Sometimes a urine sample will lead us toward liver disease because of the presence of bilirubin in the urine. X-Rays may indicate an enlarged or abnormal liver. There are five enzymes in our Serum Chemistry Profile, which are associated with liver and gall bladder function. The pattern of their elevation or depression can tell us something about the liver disease- especially it’s severity, but they rarely reveal the succinct cause of the problem, which could be . . .

Viral or bacterial hepatitis
Fatty degeneration or other metabolic problems
Lymphocytic infiltration
Tumors, benign or malignant
Toxic hepatopathy like Excedrin
Fungal Diseases
Obstructive disease like gallstones
Parasitic problems like Toxoplasmosis

It is often necessary to go further with diagnostics. These procedures might include, bile acid testing, specific viral tests, x-rays, fecal tests and others. Commonly, ultrasound is a useful, albeit costly, ancillary test. Ultrasound is really medical sonar and is painless for your cat. By imaging the liver, gall bladder and bile ducts, a definitive diagnosis may be made. If the ultrasound is ambiguous, sometimes a small core biopsy will be taken guided by the ultrasound image. This may require short, mild anesthesia. Sometimes a very fine needle can be used to aspirate liver tissue. Both of these samples are then sent to consulting pathologists for diagnosis with 2-4 day turnaround time.

Once a diagnosis is achieved, more specific treatment can be started. We begin to treat all liver patients with a general liver protocol involving antibiotics, antiiflammatories, vitamins, amino acids and drugs to promote the normal movement of bile through the liver.

In some cases, exploratory surgery and biopsy might be a better route to consider than ultrasound, especially if we expect involvement of other organs or if bile duct obstruction is suspected.

Once a diagnosis is achieved, we will treat specifically and often recheck the serum chemistry frequently, as the change in liver values can be rapid [hours to days], this helps us determine if the treatment is successful or needs modification.

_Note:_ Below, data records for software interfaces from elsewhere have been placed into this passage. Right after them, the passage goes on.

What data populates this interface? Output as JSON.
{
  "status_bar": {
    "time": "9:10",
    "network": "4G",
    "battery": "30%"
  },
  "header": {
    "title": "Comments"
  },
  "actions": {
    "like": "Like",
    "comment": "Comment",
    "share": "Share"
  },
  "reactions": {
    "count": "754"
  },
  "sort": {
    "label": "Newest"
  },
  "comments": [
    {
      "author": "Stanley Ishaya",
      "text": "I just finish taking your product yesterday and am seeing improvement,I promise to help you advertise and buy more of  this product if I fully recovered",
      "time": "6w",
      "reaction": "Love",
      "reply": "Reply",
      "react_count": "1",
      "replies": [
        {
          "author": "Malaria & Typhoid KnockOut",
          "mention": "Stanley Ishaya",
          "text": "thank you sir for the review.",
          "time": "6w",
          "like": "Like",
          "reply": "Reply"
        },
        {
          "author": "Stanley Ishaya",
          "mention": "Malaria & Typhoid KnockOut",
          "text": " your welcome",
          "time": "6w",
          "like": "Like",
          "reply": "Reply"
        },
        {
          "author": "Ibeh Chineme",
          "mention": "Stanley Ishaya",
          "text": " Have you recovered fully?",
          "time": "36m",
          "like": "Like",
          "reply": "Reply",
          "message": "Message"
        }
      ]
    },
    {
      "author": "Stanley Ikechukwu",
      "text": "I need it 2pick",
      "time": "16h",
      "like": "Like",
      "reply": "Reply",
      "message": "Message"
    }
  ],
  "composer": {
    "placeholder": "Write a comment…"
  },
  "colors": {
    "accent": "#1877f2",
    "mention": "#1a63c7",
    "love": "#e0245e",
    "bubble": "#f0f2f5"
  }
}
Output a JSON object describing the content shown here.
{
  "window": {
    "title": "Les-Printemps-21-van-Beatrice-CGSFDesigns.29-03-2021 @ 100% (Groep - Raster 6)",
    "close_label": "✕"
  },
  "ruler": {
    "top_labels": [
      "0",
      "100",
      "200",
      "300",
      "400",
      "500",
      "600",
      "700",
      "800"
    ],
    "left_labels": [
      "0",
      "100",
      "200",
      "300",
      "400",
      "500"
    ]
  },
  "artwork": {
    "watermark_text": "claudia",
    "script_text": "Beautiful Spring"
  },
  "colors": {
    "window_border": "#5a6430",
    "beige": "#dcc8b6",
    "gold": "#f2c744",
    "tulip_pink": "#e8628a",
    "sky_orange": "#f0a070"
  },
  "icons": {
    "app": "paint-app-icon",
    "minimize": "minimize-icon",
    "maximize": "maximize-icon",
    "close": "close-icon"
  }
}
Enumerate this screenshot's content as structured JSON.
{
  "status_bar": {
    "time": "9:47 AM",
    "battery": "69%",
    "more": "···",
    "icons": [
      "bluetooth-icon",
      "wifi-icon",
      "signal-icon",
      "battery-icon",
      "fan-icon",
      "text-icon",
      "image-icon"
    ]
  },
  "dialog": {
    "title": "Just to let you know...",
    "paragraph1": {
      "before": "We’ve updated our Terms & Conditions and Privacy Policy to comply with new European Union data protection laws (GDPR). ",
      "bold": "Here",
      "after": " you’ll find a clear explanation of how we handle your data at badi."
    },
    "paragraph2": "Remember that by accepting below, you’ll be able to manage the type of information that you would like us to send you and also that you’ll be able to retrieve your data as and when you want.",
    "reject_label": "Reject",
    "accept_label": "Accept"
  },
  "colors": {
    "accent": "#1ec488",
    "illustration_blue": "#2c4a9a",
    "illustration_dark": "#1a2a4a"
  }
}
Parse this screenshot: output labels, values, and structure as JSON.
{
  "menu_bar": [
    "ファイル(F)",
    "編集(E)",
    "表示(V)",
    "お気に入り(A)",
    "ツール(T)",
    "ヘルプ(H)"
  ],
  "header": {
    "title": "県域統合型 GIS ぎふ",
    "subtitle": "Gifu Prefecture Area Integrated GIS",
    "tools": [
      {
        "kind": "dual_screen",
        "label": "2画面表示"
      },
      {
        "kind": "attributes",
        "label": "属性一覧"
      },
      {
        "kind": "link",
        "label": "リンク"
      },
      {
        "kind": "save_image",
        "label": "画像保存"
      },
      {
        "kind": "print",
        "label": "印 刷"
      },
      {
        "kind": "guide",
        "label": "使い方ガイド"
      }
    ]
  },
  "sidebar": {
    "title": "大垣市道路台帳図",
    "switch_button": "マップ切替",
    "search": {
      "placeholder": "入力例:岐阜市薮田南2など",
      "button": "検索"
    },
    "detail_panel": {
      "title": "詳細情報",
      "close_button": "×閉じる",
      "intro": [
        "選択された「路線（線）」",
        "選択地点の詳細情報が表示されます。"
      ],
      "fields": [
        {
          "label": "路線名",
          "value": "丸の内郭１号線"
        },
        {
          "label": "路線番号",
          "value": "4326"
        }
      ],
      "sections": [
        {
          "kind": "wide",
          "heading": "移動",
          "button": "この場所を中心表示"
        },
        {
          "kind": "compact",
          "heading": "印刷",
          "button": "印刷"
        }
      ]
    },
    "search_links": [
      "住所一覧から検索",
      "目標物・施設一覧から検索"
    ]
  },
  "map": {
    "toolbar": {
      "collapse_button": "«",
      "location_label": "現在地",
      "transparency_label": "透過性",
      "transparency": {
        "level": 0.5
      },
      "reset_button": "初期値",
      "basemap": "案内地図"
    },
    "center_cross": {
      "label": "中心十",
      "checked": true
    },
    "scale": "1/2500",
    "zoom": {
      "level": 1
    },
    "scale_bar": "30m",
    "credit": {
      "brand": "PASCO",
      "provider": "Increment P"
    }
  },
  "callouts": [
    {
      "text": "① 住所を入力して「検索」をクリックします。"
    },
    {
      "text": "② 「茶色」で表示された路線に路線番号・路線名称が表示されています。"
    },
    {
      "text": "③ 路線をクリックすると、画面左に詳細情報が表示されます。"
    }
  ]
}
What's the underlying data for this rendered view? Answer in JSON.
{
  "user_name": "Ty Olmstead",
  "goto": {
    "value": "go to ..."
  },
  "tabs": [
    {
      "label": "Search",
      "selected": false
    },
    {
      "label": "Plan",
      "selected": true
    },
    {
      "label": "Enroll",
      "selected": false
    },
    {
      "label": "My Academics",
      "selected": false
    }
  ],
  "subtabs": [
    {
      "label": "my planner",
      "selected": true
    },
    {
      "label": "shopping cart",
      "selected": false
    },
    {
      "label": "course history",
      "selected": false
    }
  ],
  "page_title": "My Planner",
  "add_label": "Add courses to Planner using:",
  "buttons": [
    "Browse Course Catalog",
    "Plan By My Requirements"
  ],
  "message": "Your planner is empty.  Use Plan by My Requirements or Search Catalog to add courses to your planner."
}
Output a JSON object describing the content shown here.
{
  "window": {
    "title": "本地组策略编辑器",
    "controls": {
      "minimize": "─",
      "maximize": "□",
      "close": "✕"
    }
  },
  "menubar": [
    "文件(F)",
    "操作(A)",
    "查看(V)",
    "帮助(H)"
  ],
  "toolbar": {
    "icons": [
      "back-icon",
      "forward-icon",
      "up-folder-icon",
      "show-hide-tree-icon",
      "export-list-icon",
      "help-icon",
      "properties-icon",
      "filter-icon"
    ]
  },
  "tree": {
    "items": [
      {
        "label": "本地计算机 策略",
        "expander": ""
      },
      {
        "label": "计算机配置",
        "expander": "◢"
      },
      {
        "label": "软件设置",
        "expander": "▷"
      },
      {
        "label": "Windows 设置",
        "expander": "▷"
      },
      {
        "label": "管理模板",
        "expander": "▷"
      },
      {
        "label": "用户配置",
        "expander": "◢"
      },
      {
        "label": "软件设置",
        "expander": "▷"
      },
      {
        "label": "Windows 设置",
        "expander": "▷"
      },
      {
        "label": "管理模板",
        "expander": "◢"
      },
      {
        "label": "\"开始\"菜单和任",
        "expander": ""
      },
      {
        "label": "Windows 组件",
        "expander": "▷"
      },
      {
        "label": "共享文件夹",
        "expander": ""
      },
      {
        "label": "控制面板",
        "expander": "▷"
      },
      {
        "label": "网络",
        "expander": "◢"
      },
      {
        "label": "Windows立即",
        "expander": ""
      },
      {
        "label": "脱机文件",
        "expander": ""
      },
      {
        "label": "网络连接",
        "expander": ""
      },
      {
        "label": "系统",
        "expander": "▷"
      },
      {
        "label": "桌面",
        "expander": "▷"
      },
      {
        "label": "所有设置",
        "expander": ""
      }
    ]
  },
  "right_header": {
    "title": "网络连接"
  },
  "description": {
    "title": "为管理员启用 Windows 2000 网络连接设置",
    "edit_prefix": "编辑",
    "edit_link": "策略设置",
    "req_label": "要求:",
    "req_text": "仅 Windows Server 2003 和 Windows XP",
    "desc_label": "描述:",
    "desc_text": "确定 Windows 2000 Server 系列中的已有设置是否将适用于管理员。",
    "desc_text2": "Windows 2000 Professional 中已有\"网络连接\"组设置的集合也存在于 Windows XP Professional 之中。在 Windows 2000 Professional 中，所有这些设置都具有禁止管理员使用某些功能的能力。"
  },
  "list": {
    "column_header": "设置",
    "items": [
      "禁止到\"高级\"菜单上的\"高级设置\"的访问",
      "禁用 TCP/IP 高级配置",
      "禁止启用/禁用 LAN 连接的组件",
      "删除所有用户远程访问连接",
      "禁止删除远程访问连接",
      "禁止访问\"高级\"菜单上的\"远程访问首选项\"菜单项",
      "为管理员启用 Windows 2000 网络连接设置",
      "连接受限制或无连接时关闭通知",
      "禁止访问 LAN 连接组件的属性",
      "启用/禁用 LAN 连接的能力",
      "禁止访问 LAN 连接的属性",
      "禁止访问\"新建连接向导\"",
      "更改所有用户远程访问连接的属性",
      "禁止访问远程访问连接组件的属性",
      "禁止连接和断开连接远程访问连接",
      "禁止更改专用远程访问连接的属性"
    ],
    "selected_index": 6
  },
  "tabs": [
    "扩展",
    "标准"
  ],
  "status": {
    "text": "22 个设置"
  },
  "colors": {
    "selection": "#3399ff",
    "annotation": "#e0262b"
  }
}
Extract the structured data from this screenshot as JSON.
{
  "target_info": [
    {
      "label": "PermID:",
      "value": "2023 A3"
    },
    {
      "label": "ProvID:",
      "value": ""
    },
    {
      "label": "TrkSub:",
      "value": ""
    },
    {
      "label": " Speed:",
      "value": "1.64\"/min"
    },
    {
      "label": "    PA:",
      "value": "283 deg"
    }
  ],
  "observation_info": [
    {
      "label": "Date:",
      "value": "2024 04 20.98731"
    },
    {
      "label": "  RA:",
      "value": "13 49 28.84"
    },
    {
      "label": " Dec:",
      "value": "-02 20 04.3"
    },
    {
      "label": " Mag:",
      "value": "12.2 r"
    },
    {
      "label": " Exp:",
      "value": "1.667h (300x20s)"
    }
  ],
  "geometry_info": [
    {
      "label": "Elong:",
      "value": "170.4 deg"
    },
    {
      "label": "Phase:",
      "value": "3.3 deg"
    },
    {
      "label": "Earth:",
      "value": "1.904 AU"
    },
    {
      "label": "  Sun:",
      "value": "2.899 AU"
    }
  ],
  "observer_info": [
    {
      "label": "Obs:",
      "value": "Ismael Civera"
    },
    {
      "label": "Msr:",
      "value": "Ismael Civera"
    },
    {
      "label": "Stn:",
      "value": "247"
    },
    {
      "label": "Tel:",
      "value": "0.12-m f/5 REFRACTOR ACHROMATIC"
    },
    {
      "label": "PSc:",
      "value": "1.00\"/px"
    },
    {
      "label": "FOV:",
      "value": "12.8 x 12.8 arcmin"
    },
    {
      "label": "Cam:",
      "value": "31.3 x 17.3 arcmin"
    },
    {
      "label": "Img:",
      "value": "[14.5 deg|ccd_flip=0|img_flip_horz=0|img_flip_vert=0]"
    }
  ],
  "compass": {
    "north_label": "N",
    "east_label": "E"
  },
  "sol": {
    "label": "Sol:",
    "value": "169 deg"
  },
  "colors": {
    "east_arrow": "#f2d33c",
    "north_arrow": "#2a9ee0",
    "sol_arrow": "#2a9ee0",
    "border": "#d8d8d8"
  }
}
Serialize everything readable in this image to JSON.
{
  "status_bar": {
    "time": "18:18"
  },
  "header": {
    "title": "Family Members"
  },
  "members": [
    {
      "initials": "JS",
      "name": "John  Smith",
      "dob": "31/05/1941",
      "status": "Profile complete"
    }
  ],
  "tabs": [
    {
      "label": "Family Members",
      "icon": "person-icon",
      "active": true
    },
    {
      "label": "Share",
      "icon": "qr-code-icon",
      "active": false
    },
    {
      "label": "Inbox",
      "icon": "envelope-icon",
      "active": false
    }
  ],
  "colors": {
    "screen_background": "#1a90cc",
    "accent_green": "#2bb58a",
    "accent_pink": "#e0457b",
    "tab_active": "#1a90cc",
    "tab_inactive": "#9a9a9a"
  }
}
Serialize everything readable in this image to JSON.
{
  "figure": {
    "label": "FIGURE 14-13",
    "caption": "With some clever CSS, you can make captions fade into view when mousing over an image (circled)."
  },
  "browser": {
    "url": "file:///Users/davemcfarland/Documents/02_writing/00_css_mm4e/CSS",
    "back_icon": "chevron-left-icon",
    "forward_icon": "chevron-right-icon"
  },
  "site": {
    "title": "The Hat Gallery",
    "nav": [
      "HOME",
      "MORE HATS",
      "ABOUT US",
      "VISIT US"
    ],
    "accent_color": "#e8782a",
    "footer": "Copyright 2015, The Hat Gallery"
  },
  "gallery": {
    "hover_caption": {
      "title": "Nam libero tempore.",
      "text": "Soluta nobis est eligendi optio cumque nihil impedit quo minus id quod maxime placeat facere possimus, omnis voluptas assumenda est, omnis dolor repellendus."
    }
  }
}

Liver diseases in the cat run the gamut from readily reversible to untreatable. Without thorough diagnostics it is hard to tell which cats will respond well, so complete testing is mandatory with feline liver disease.